It's the end of the world as we know it and if you want to survive, best you get a little creative on the food front.

Some apocalyptic appetite pleasers for Halloween:


Every serious cook knows that you are only as good as your larder, but this time it's a little more life-and-death kind of serious. Cans are not only a good source of basics that can last as long as the noxious killer cloud that coats the city, but they can also be used as projectiles or even as sound security measures when tied to a string - nothing is wasted in "the aftermath".

Make as many bean jokes as you like, but protein is important. With a little fire, stock and (precious) water you can have hearty soup in no time - complete with musical entertainment, which is helpful since there is no more power since "the incident".


Don't tell the hippies they were right, but growing your own greens will save you from starvation and scurvy. If you don't have the space or the ability to go outside (in case the beasts from beyond might get you), don't fret.

Grab your scraps of lettuce, carrots, green onion, celery, coriander, bok choy, ginger, sweet potato, regular onion, leek, and even the spiky end of a pineapple.

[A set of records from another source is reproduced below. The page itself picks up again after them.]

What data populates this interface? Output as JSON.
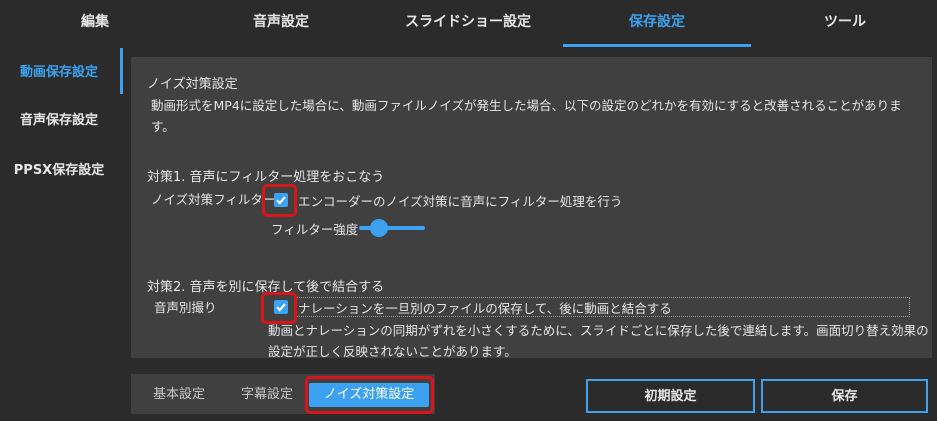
{
  "colors": {
    "accent": "#3ba1f0",
    "highlight": "#d9151b",
    "panel": "#404040",
    "background": "#2b2b2b"
  },
  "tabs": [
    {
      "label": "編集",
      "active": false
    },
    {
      "label": "音声設定",
      "active": false
    },
    {
      "label": "スライドショー設定",
      "active": false
    },
    {
      "label": "保存設定",
      "active": true
    },
    {
      "label": "ツール",
      "active": false
    }
  ],
  "sidebar": {
    "items": [
      {
        "label": "動画保存設定",
        "active": true
      },
      {
        "label": "音声保存設定",
        "active": false
      },
      {
        "label": "PPSX保存設定",
        "active": false
      }
    ]
  },
  "noise": {
    "title": "ノイズ対策設定",
    "desc_line1": "動画形式をMP4に設定した場合に、動画ファイルノイズが発生した場合、以下の設定のどれかを有効にすると改善されることがありま",
    "desc_line2": "す。"
  },
  "measure1": {
    "heading": "対策1. 音声にフィルター処理をおこなう",
    "label": "ノイズ対策フィルター",
    "checkbox_label": "エンコーダーのノイズ対策に音声にフィルター処理を行う",
    "checked": true,
    "slider_label": "フィルター強度",
    "slider_icon": "slider-thumb"
  },
  "measure2": {
    "heading": "対策2. 音声を別に保存して後で結合する",
    "label": "音声別撮り",
    "checkbox_label": "ナレーションを一旦別のファイルの保存して、後に動画と結合する",
    "checked": true,
    "note_line1": "動画とナレーションの同期がずれを小さくするために、スライドごとに保存した後で連結します。画面切り替え効果の",
    "note_line2": "設定が正しく反映されないことがあります。"
  },
  "bottom_tabs": [
    {
      "label": "基本設定",
      "active": false
    },
    {
      "label": "字幕設定",
      "active": false
    },
    {
      "label": "ノイズ対策設定",
      "active": true
    }
  ],
  "buttons": {
    "reset": "初期設定",
    "save": "保存"
  }
}
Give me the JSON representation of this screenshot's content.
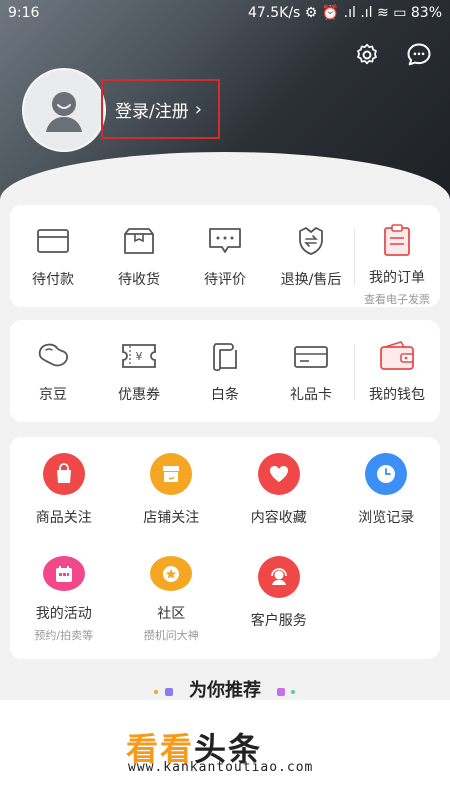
{
  "status_bar": {
    "time": "9:16",
    "right": "47.5K/s ⚙ ⏰ .ıl .ıl ≋ ▭ 83%"
  },
  "header": {
    "login_label": "登录/注册",
    "chevron": "›"
  },
  "orders": {
    "items": [
      {
        "label": "待付款",
        "icon": "wallet-card-icon"
      },
      {
        "label": "待收货",
        "icon": "package-box-icon"
      },
      {
        "label": "待评价",
        "icon": "comment-bubble-icon"
      },
      {
        "label": "退换/售后",
        "icon": "return-icon"
      },
      {
        "label": "我的订单",
        "sub": "查看电子发票",
        "icon": "order-clipboard-icon"
      }
    ]
  },
  "wallet": {
    "items": [
      {
        "label": "京豆",
        "icon": "bean-icon"
      },
      {
        "label": "优惠券",
        "icon": "coupon-icon"
      },
      {
        "label": "白条",
        "icon": "iou-scroll-icon"
      },
      {
        "label": "礼品卡",
        "icon": "gift-card-icon"
      },
      {
        "label": "我的钱包",
        "icon": "wallet-icon"
      }
    ]
  },
  "services": {
    "items": [
      {
        "label": "商品关注",
        "color": "#f04848",
        "icon": "shopping-bag-icon"
      },
      {
        "label": "店铺关注",
        "color": "#f5a623",
        "icon": "store-icon"
      },
      {
        "label": "内容收藏",
        "color": "#f04848",
        "icon": "heart-icon"
      },
      {
        "label": "浏览记录",
        "color": "#3b8ff5",
        "icon": "clock-icon"
      },
      {
        "label": "我的活动",
        "sub": "预约/拍卖等",
        "color": "#f0488a",
        "icon": "calendar-icon"
      },
      {
        "label": "社区",
        "sub": "攒机问大神",
        "color": "#f5a623",
        "icon": "community-icon"
      },
      {
        "label": "客户服务",
        "color": "#f04848",
        "icon": "headset-icon"
      }
    ]
  },
  "recommend": {
    "title": "为你推荐"
  },
  "watermark": {
    "part1": "看看",
    "part2": "头条",
    "url": "www.kankantoutiao.com"
  }
}
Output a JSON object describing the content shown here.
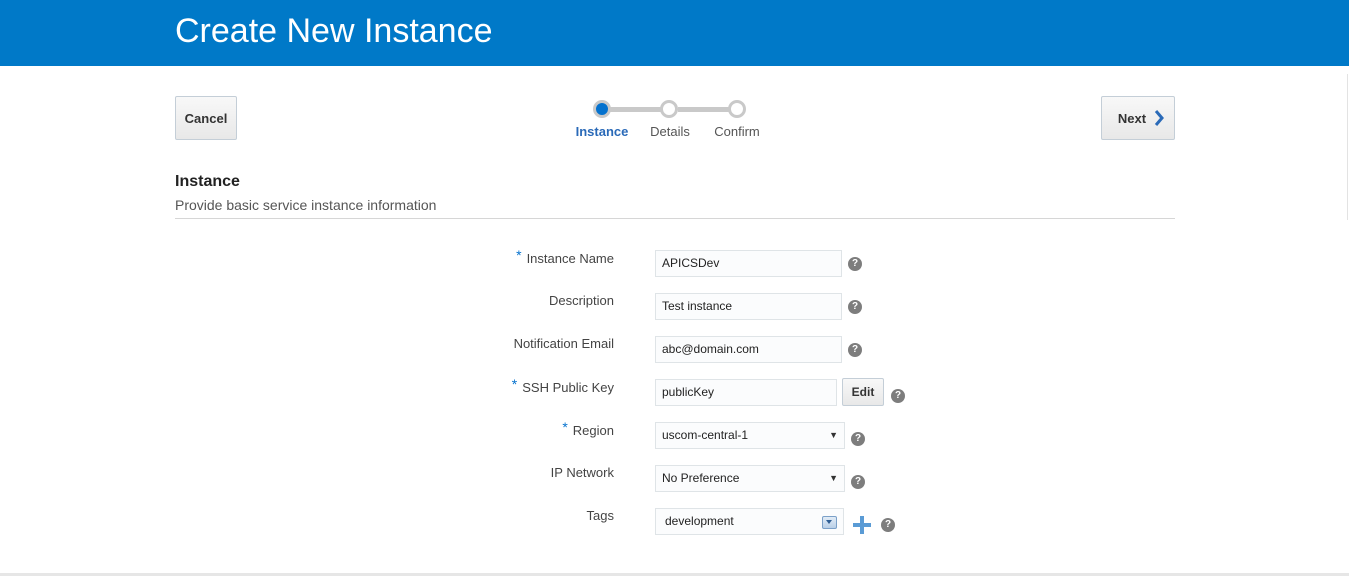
{
  "header": {
    "title": "Create New Instance"
  },
  "toolbar": {
    "cancel_label": "Cancel",
    "next_label": "Next"
  },
  "train": {
    "steps": [
      {
        "label": "Instance",
        "active": true
      },
      {
        "label": "Details",
        "active": false
      },
      {
        "label": "Confirm",
        "active": false
      }
    ]
  },
  "section": {
    "title": "Instance",
    "subtitle": "Provide basic service instance information"
  },
  "form": {
    "instance_name": {
      "label": "Instance Name",
      "required": "*",
      "value": "APICSDev"
    },
    "description": {
      "label": "Description",
      "value": "Test instance"
    },
    "notification_email": {
      "label": "Notification Email",
      "value": "abc@domain.com"
    },
    "ssh_public_key": {
      "label": "SSH Public Key",
      "required": "*",
      "value": "publicKey",
      "edit_label": "Edit"
    },
    "region": {
      "label": "Region",
      "required": "*",
      "value": "uscom-central-1"
    },
    "ip_network": {
      "label": "IP Network",
      "value": "No Preference"
    },
    "tags": {
      "label": "Tags",
      "value": "development"
    },
    "help_glyph": "?",
    "select_caret": "▼"
  },
  "colors": {
    "header_bg": "#0079c8",
    "accent": "#0572ce",
    "active_step": "#2a6ab8"
  },
  "icons": [
    "chevron-right-icon",
    "help-icon",
    "plus-icon",
    "dropdown-icon"
  ]
}
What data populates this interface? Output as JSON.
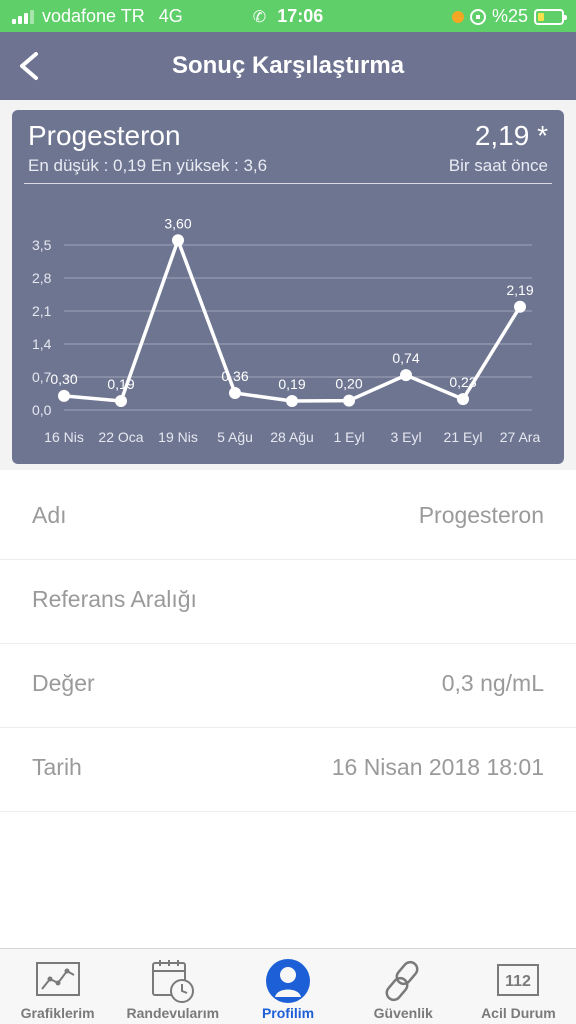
{
  "status_bar": {
    "carrier": "vodafone TR",
    "network": "4G",
    "time": "17:06",
    "battery": "%25",
    "colors": {
      "background": "#5fcf6a"
    }
  },
  "nav": {
    "title": "Sonuç Karşılaştırma",
    "back_icon": "chevron-left-icon"
  },
  "card": {
    "title": "Progesteron",
    "value": "2,19 *",
    "range": "En düşük : 0,19 En yüksek : 3,6",
    "time": "Bir saat önce",
    "colors": {
      "background": "#6e7591",
      "line": "#ffffff"
    }
  },
  "chart_data": {
    "type": "line",
    "categories": [
      "16 Nis",
      "22 Oca",
      "19 Nis",
      "5 Ağu",
      "28 Ağu",
      "1 Eyl",
      "3 Eyl",
      "21 Eyl",
      "27 Ara"
    ],
    "series": [
      {
        "values": [
          0.3,
          0.19,
          3.6,
          0.36,
          0.19,
          0.2,
          0.74,
          0.23,
          2.19
        ]
      }
    ],
    "point_labels": [
      "0,30",
      "0,19",
      "3,60",
      "0,36",
      "0,19",
      "0,20",
      "0,74",
      "0,23",
      "2,19"
    ],
    "y_ticks": [
      0.0,
      0.7,
      1.4,
      2.1,
      2.8,
      3.5
    ],
    "y_tick_labels": [
      "0,0",
      "0,7",
      "1,4",
      "2,1",
      "2,8",
      "3,5"
    ],
    "ylim": [
      0,
      3.5
    ],
    "grid": true
  },
  "rows": [
    {
      "label": "Adı",
      "value": "Progesteron"
    },
    {
      "label": "Referans Aralığı",
      "value": ""
    },
    {
      "label": "Değer",
      "value": "0,3 ng/mL"
    },
    {
      "label": "Tarih",
      "value": "16 Nisan 2018 18:01"
    }
  ],
  "tabs": [
    {
      "label": "Grafiklerim",
      "icon": "chart-icon"
    },
    {
      "label": "Randevularım",
      "icon": "calendar-clock-icon"
    },
    {
      "label": "Profilim",
      "icon": "profile-icon",
      "active": true
    },
    {
      "label": "Güvenlik",
      "icon": "chain-link-icon"
    },
    {
      "label": "Acil Durum",
      "icon": "emergency-112-icon",
      "badge": "112"
    }
  ],
  "colors": {
    "tab_active": "#1d5fd6",
    "tab_inactive": "#7a7a7a"
  }
}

Stick them base- or root-end down in a jar of (precious) water in direct sunlight and you will have them growing in no time.

It also works with garlic and you know how important that is when The Dark Lord comes.


Listen, we all know that a dog is a serious security asset and companion in any post-apocalyptic scenario. Me saying otherwise will (rightfully) have whatever is left of the SPCA on me. But if I'm stuck in my apartment with no recourse in the inter-dimensional alien invasion, my pet rabbit may have to share a little more than her (regrown) lettuce.

However, if you don't want Misty's nine lives to land up on the menu as an alternative protein source, best you start sharing her pouches of chicken-flavoured Whiskas. Just add two-minute noodles, some of the herbs and onions you regrew, and Tabasco into the mix. Tabasco always makes everything taste better, even in the end of days.


People have been eating people in dire situations for centuries - just ask the 1972 Andes plane crash survivors or the residents of Estcourt in the KwaZulu-Natal Midlands. We maintain that this is most definitely a last resort - no matter how much your co-workers may annoy you.

But, if push comes to shove, overactive meat tends to be very tough so the gym boet would only really work as a stew or potjie braised over many hours. As a rule, rumps are universally a very tender cut - and if you are in dire need of protein, Hannibal Lecter did assure us that liver is a great source of protein. Which of course brings us to.


It happened, you got scratched or bitten and you can't help the cravings. Fear not! Brains have been a staple of many different cultures' diets. Sure, not necessarily human brains but life happens, even to the undead.

We suggest that you adapt a fritto misto recipe and soak the brains of a calf in milk overnight; blanch and peel away the membrane; pat off the excess; and coat them in eggs and whatever breadcrumbs you have (the blue and green mould on bread doubles up as penicillin).

Next, deep-fry them in oil at 180° for 4-5 minutes and serve with browned butter or whatever jar of miracle whip you have lying around. Lord knows, we all need a miracle (whip).

• This article was originally published in The Times.